Though the contribution that Moriyama and her team are achieving in supporting Japan's unprivileged children may still be small in her perspective, the NPO is persistently making steps toward raising awareness of the problem. "We have a growing network of volunteers who support our activities in various ways," she says. "We also see a considerable increase in private and corporate investors expressing interest in our activities. Our seminars for recruiting volunteer tutors are always full," she smiles for the first time in our conversation, sharing that she feels inspired that more and more people are beginning to realize that things need to change.
But while the base is paved, where is Moriyama heading next?
Helping another group of children who are suffering without being able to rely on anyone, she says. “Currently we can only help children who are already living in an orphanage, but we can’t locate those who are secretly abused. The public only discovers alarming cases after a child has committed a crime, a suicide, or has fallen a victim to domestic violence. "Prevention," is what we want to emphasize on as our next step," she explains.
In April this year, the NPO launched an online SOS portal for children, called "MeX," ("Me" plus "X" for connection) which links children seeking help with related organizations and professionals who can provide them with timely help and continuous support.
"The ultimate goal, however, for which the whole society should work on, is to provide a system that helps all children feel secure, loved and protected. It is also crucial to increase orphanage staff and support for providing the children with new foster families," Moriyama concludes. "It is simply impossible to provide full care for them at the facilities only. The children need real homes and safe environment.

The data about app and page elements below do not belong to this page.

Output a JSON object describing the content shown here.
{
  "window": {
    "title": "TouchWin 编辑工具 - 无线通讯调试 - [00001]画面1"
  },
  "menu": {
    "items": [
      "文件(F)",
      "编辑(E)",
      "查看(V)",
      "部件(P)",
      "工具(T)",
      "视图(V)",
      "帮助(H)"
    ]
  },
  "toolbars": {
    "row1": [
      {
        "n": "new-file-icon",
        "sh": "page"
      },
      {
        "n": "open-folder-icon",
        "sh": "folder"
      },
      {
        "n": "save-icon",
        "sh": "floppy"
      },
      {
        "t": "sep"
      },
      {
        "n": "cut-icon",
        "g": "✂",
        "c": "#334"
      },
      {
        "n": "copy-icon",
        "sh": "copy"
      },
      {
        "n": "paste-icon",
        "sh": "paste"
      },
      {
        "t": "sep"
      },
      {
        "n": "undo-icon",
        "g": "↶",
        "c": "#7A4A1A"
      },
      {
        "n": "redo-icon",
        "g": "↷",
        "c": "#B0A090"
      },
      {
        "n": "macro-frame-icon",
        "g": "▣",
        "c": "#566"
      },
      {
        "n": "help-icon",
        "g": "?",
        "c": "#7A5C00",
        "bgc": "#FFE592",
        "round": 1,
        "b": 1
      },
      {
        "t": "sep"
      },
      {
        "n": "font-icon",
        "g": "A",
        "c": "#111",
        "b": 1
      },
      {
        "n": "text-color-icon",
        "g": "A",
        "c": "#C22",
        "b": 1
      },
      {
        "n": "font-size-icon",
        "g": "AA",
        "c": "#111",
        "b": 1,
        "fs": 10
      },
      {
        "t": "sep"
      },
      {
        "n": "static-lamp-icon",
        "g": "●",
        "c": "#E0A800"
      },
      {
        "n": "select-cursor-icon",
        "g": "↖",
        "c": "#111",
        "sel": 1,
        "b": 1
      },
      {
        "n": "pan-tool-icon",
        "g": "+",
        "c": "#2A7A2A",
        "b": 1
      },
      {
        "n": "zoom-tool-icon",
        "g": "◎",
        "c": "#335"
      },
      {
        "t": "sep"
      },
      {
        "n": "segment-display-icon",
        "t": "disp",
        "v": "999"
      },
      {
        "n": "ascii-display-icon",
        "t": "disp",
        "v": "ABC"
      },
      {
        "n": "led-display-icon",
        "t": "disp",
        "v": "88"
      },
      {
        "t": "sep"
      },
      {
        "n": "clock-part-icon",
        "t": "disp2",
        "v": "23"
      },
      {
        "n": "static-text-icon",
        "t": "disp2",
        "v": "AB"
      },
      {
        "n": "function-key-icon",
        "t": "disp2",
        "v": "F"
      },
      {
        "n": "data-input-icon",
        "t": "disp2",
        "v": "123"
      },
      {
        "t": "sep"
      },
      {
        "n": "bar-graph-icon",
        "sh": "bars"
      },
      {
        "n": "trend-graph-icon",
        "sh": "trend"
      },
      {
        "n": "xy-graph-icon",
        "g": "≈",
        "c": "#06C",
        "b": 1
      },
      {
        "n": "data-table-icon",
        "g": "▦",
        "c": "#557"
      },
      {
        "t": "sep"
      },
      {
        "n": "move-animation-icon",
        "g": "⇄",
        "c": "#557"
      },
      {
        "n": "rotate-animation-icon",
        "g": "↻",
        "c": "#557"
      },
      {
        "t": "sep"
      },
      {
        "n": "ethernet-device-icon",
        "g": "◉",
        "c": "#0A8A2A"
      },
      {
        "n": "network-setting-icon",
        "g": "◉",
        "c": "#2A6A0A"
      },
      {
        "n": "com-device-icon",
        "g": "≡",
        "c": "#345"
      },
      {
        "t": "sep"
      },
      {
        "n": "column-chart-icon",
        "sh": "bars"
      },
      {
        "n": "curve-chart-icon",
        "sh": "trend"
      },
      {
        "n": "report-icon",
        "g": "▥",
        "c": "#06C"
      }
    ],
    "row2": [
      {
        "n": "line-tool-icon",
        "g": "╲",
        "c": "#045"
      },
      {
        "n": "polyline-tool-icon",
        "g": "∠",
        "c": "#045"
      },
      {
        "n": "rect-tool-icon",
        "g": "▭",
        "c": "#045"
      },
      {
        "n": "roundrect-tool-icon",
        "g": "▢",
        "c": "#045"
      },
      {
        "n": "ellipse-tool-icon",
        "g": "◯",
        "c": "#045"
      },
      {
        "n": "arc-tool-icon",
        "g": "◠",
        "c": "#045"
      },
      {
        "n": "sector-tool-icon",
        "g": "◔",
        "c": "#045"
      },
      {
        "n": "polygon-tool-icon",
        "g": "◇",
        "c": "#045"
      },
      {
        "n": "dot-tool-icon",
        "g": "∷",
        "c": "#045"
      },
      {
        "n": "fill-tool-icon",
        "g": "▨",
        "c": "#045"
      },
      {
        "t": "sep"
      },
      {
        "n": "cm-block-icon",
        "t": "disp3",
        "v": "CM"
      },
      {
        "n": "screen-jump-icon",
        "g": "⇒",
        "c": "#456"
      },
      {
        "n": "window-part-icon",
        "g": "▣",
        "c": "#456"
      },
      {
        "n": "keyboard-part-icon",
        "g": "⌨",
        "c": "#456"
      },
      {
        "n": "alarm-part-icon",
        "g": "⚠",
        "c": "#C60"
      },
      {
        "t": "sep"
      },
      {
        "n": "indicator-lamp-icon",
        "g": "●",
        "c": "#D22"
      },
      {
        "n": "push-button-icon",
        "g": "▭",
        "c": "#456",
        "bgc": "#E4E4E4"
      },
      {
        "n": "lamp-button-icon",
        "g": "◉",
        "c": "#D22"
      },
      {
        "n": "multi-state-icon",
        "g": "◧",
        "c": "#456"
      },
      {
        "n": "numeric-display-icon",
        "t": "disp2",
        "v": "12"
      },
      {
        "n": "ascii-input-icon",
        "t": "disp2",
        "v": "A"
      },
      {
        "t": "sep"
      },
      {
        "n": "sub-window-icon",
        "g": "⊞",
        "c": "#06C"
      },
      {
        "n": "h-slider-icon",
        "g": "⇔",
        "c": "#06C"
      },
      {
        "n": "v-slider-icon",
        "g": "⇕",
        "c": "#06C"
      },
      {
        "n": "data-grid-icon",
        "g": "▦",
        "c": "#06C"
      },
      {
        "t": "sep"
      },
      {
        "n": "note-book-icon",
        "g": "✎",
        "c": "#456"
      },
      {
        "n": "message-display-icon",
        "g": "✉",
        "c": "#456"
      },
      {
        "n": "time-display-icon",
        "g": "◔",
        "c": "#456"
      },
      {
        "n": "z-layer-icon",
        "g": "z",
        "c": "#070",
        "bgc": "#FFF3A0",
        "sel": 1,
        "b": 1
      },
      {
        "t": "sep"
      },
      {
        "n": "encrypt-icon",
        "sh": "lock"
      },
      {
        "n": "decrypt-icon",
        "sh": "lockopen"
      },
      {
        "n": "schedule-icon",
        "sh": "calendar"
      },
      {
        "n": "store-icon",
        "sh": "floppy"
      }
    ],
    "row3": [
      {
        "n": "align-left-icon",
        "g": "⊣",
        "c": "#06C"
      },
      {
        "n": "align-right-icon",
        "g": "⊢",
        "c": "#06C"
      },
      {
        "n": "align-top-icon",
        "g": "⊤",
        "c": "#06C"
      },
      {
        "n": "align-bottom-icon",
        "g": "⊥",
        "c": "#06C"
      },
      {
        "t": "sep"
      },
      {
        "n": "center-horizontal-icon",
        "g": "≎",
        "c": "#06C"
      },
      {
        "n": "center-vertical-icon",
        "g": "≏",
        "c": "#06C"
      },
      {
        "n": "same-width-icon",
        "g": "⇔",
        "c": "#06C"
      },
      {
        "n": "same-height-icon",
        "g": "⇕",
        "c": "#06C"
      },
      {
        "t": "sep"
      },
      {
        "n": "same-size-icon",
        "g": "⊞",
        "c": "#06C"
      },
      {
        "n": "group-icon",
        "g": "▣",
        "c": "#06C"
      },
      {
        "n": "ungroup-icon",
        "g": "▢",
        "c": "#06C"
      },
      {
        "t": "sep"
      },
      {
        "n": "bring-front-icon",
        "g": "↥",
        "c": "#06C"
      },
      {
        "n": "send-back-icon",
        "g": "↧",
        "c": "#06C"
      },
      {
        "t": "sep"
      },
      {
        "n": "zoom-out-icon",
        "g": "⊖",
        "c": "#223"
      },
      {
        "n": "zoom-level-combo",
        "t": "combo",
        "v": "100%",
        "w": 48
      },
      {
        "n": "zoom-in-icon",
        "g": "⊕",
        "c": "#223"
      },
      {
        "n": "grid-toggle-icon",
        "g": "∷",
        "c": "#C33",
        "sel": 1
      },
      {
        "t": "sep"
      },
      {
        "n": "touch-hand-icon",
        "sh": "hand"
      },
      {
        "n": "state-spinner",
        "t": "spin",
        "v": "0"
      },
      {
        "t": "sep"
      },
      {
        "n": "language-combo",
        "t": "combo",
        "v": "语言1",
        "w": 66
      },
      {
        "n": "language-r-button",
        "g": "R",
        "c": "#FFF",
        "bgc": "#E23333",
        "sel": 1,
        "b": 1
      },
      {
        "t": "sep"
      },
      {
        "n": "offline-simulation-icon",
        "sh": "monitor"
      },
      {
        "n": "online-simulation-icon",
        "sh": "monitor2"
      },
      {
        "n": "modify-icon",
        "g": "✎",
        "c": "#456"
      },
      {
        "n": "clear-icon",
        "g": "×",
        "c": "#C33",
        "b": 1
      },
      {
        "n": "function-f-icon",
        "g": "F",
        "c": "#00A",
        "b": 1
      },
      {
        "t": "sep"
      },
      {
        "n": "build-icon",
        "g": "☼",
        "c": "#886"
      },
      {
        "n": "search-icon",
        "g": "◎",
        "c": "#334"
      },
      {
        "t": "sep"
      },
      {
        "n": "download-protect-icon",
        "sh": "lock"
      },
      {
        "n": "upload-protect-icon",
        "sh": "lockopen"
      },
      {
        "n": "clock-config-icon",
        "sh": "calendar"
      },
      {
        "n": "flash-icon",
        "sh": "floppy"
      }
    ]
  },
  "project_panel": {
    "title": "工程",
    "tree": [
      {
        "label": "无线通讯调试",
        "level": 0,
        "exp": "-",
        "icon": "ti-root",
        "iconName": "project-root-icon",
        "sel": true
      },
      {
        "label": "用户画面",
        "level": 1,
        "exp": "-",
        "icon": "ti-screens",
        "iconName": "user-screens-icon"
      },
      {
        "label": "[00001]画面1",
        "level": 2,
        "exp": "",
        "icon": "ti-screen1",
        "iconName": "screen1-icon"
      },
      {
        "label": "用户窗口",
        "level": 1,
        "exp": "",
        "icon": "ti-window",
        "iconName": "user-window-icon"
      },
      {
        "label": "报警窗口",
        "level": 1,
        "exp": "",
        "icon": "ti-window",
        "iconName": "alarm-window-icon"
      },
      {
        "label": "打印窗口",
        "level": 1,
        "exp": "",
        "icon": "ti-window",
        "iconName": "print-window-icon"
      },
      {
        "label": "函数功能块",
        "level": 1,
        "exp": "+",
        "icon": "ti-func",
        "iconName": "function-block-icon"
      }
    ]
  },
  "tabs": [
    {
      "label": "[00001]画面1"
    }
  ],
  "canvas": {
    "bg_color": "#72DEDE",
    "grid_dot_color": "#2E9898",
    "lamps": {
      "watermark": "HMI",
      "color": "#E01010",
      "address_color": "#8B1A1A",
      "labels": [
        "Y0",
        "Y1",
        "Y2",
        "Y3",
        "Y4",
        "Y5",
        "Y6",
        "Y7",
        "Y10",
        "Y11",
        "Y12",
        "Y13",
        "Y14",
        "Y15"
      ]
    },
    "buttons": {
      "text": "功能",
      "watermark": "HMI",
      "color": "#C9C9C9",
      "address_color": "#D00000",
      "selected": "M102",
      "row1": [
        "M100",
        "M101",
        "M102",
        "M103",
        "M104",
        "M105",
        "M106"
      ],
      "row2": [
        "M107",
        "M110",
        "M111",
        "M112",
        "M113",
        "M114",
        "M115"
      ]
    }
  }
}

Being raised at a place which they know they have to eventually leave makes their life vision very temporal."
For more information on 3keys, please visit http://3keys.jp. You can support the organization's activities through donations (currently most needed means of support) or by taking part in its Book For Kids project by donating books for sale, part of the profit of which will be allocated for 3keys' child support activities.© Japan Today